_PROVIDED DATA_

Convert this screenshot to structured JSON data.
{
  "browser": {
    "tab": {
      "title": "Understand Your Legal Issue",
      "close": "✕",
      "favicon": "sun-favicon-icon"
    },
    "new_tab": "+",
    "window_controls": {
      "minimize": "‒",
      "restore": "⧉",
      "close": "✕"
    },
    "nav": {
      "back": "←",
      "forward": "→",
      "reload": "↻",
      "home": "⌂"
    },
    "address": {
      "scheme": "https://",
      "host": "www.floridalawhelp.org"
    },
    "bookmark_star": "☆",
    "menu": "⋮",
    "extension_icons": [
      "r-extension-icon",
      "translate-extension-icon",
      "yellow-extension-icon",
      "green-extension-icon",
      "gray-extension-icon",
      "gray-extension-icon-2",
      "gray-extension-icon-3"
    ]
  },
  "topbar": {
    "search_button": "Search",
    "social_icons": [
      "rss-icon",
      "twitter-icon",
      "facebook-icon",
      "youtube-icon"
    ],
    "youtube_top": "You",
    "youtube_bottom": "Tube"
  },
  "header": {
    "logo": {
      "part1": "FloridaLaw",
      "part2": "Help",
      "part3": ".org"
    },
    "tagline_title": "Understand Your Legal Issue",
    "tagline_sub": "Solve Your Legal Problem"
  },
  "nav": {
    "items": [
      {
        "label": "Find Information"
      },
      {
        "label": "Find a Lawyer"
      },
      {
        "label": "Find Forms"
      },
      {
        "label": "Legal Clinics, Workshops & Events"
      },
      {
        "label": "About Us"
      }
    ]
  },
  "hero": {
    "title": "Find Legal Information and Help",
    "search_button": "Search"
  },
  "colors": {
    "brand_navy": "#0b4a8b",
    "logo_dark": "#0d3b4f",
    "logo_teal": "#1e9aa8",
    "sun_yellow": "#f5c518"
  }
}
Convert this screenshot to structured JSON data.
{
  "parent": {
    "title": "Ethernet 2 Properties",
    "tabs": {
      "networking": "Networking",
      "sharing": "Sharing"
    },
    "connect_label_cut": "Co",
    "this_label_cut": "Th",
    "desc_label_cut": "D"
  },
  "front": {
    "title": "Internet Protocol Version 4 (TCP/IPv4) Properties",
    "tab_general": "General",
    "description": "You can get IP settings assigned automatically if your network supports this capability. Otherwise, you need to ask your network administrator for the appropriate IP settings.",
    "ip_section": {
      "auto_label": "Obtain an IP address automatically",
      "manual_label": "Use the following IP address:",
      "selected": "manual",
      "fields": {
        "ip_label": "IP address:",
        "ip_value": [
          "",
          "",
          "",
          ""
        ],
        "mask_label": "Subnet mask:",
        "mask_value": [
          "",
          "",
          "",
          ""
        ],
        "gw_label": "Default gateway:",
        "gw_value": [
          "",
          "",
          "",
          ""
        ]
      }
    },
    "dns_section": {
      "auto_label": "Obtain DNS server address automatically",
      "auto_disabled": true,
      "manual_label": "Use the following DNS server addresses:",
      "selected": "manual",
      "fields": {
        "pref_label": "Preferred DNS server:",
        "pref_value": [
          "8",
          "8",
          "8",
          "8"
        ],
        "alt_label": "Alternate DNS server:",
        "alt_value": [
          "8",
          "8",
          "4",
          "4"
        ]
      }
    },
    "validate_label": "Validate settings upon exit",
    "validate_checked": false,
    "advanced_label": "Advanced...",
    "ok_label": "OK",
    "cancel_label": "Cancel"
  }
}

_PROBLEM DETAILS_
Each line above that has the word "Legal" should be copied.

_EXPECTED ANSWER_
      "title": "Understand Your Legal Issue",
    "tagline_title": "Understand Your Legal Issue",
    "tagline_sub": "Solve Your Legal Problem"
        "label": "Legal Clinics, Workshops & Events"
    "title": "Find Legal Information and Help",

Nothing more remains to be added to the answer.